Stored data entries:

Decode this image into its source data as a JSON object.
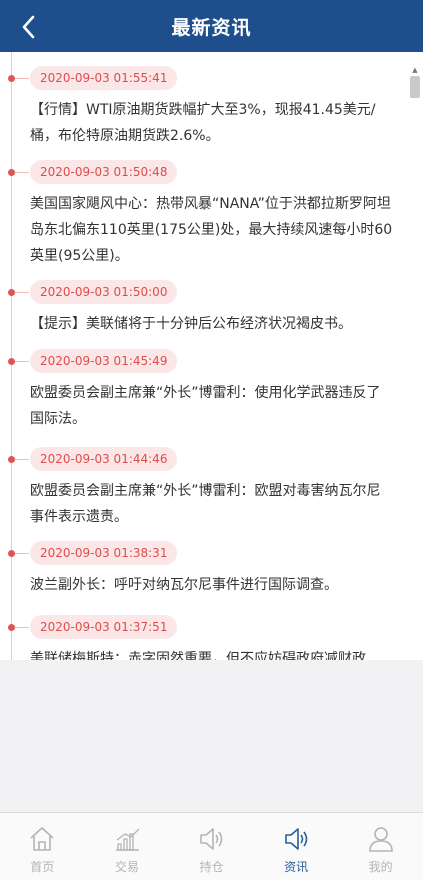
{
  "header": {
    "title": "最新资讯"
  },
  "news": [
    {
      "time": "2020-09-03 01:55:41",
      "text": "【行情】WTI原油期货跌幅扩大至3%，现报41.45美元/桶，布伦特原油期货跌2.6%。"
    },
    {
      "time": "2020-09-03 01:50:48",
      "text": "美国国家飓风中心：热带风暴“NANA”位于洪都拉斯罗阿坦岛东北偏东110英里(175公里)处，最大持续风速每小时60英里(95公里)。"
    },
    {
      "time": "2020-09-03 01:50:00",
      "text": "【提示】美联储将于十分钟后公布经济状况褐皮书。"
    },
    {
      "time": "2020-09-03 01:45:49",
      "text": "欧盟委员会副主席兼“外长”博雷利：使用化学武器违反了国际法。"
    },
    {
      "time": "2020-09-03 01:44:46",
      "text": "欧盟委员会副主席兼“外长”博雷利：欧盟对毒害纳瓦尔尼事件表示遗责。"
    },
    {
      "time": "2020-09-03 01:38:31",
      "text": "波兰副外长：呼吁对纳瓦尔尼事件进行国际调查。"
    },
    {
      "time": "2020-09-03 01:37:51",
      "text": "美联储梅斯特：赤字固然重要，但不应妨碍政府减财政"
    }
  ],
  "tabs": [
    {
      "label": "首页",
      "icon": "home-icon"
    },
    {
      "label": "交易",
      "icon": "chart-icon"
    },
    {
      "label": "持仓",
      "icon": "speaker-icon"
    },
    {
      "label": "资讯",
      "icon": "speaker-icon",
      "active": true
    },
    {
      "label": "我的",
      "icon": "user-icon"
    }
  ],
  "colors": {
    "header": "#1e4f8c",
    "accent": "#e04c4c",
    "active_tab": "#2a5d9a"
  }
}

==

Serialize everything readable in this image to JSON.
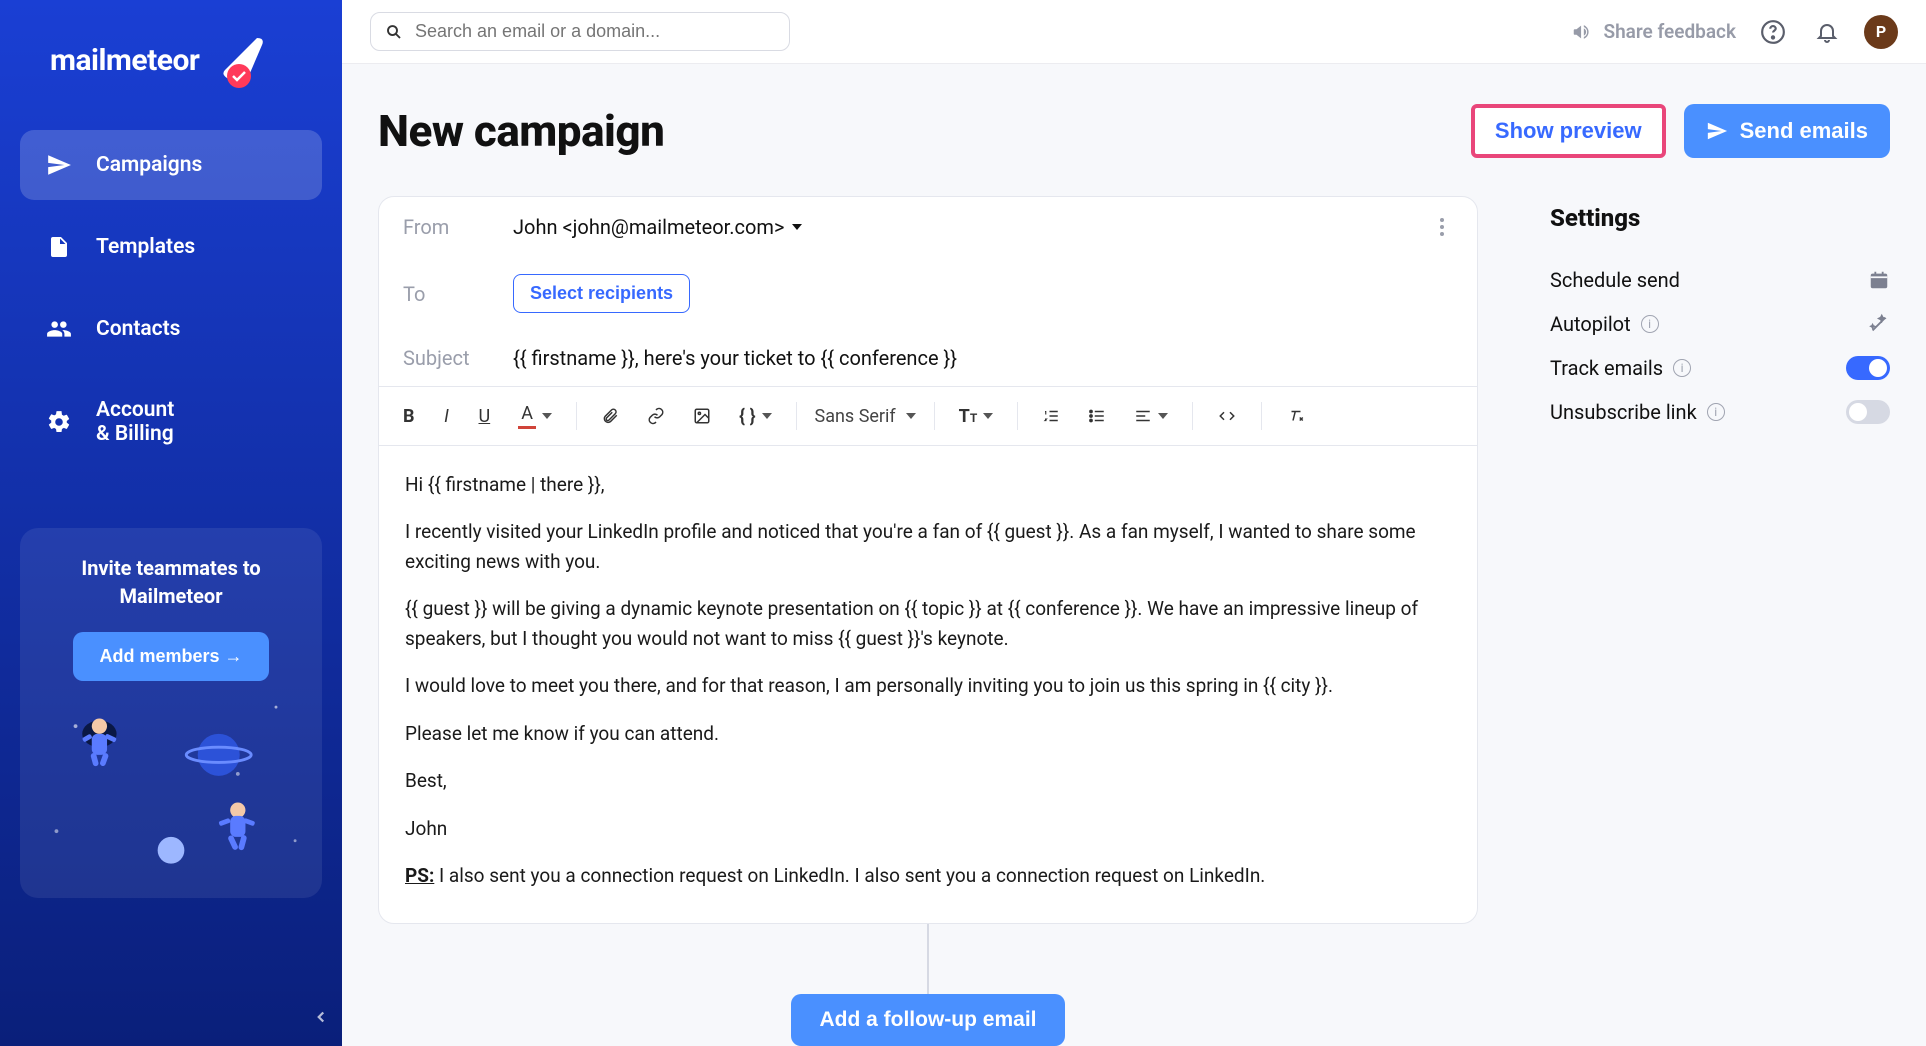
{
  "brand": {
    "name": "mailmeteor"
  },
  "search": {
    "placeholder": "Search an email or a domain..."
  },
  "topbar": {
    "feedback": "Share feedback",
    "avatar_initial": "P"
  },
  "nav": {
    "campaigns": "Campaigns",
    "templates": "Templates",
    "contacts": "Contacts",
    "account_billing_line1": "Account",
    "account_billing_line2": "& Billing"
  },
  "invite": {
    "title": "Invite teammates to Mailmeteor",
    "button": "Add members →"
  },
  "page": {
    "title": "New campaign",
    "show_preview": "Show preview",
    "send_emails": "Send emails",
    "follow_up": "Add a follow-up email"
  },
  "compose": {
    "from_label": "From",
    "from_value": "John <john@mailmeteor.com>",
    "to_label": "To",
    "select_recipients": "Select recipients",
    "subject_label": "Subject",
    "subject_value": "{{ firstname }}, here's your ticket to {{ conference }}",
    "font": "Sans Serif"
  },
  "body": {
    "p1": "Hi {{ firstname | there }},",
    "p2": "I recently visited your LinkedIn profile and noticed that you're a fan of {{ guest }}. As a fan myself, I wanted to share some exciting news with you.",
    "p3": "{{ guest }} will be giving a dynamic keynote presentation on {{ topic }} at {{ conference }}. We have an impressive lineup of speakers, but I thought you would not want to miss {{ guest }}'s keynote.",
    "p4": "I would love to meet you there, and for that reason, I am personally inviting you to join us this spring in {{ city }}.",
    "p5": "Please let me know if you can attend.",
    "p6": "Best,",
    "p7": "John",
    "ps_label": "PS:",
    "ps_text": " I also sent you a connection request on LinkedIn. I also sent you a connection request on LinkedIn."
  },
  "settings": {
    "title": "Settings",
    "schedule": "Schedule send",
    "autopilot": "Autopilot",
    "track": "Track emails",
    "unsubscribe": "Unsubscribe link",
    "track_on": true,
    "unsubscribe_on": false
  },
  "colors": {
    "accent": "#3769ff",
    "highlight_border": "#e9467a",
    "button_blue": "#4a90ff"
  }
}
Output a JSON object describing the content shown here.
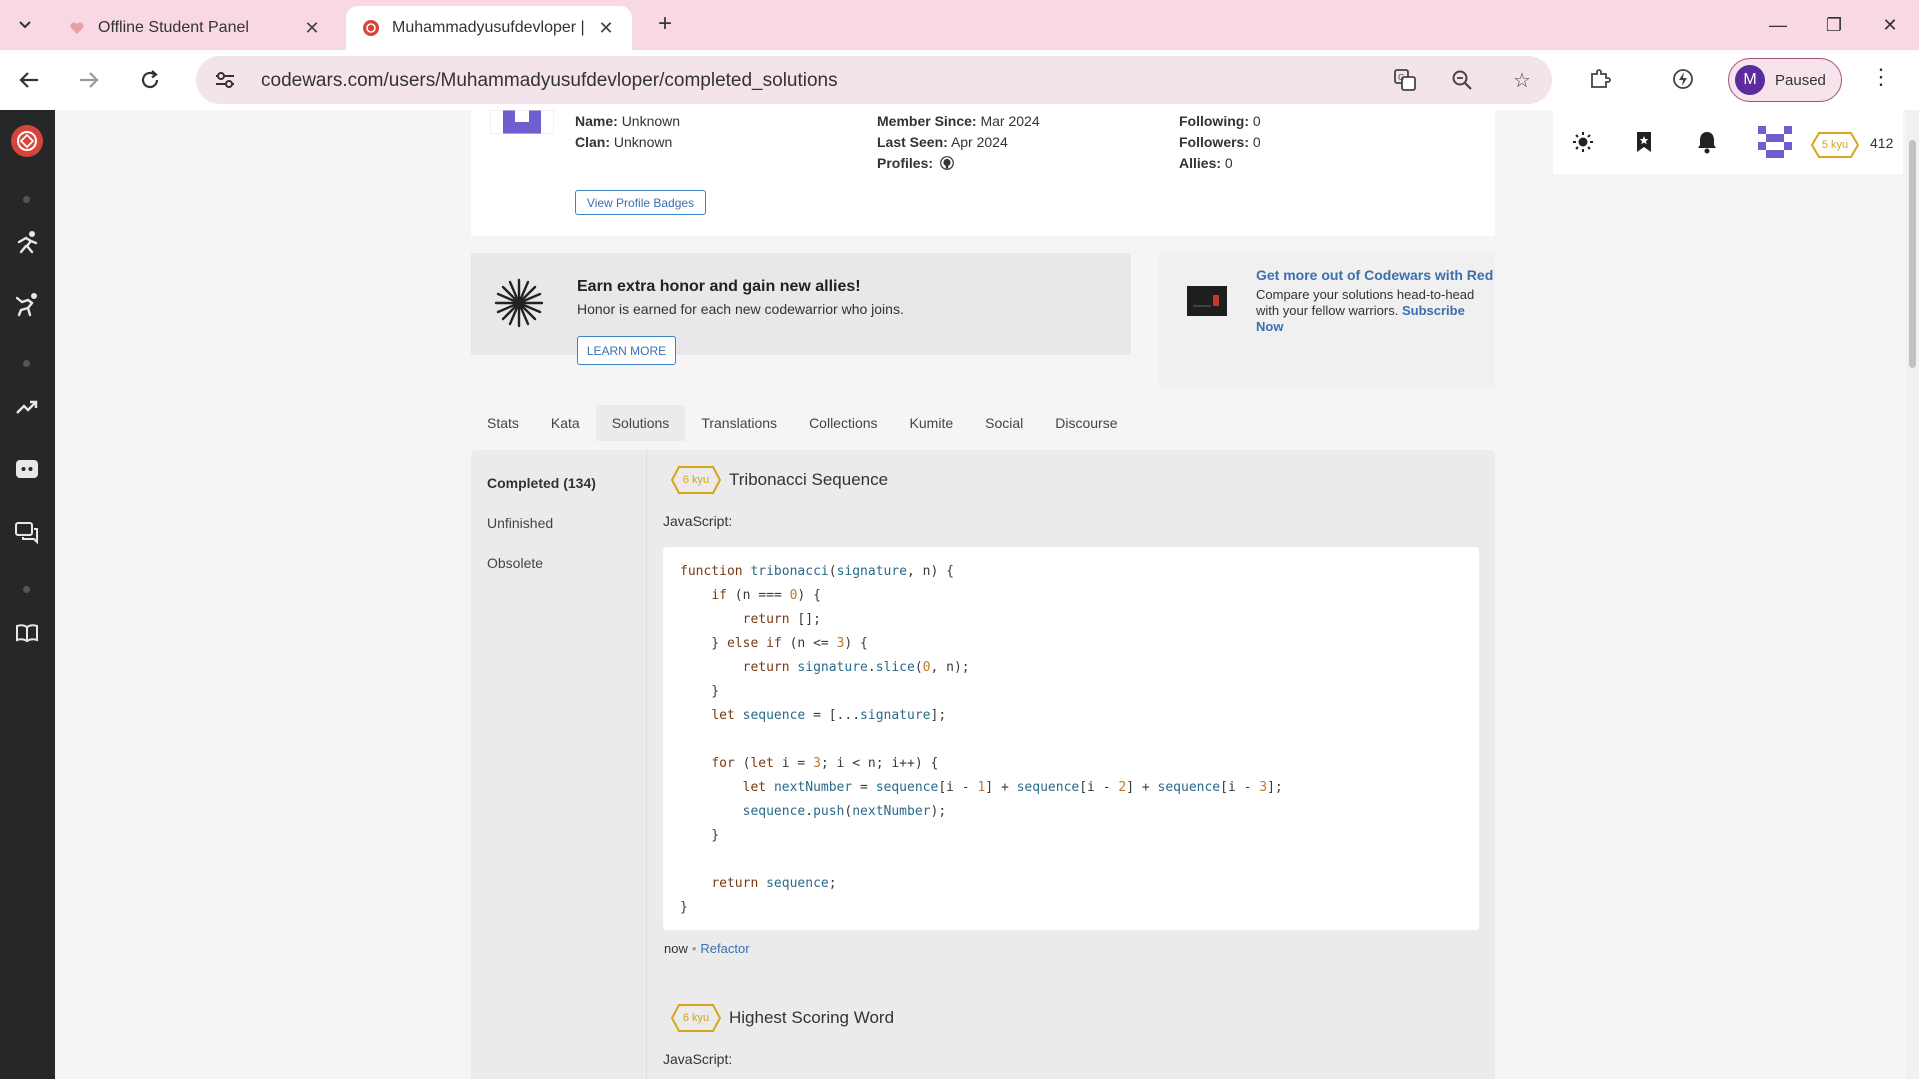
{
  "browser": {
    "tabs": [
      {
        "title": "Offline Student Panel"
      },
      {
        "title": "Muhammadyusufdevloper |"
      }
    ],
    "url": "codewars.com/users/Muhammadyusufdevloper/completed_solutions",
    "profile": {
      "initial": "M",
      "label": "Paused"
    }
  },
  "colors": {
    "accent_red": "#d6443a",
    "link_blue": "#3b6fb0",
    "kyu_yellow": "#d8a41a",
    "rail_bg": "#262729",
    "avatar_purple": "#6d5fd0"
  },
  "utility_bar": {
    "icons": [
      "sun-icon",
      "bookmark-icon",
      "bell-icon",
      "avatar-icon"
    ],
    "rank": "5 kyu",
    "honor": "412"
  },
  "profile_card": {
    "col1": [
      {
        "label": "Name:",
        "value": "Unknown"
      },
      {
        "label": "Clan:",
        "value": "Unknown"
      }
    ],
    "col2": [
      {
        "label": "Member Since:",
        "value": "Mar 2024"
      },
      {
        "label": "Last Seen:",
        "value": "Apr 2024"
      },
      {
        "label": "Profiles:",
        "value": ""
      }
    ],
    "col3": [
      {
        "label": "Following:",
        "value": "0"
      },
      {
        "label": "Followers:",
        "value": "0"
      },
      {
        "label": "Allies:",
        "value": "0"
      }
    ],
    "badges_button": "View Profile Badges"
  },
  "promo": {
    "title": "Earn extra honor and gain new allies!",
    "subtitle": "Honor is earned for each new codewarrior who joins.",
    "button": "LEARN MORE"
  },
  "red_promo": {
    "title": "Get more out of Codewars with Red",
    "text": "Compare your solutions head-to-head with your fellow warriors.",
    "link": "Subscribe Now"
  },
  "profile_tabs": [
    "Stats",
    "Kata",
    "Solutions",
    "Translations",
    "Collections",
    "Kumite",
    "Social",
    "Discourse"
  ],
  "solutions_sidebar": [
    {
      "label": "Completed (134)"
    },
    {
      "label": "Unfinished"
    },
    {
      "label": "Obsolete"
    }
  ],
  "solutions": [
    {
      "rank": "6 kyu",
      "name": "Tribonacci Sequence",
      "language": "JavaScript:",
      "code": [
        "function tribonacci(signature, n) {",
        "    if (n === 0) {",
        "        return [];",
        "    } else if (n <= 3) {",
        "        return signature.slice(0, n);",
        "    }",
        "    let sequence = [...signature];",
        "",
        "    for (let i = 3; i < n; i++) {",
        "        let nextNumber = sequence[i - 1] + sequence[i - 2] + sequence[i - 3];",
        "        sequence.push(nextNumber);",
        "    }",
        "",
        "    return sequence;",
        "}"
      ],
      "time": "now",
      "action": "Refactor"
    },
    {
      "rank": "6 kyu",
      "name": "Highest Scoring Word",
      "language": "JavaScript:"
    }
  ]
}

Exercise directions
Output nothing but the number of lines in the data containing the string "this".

Your solution
3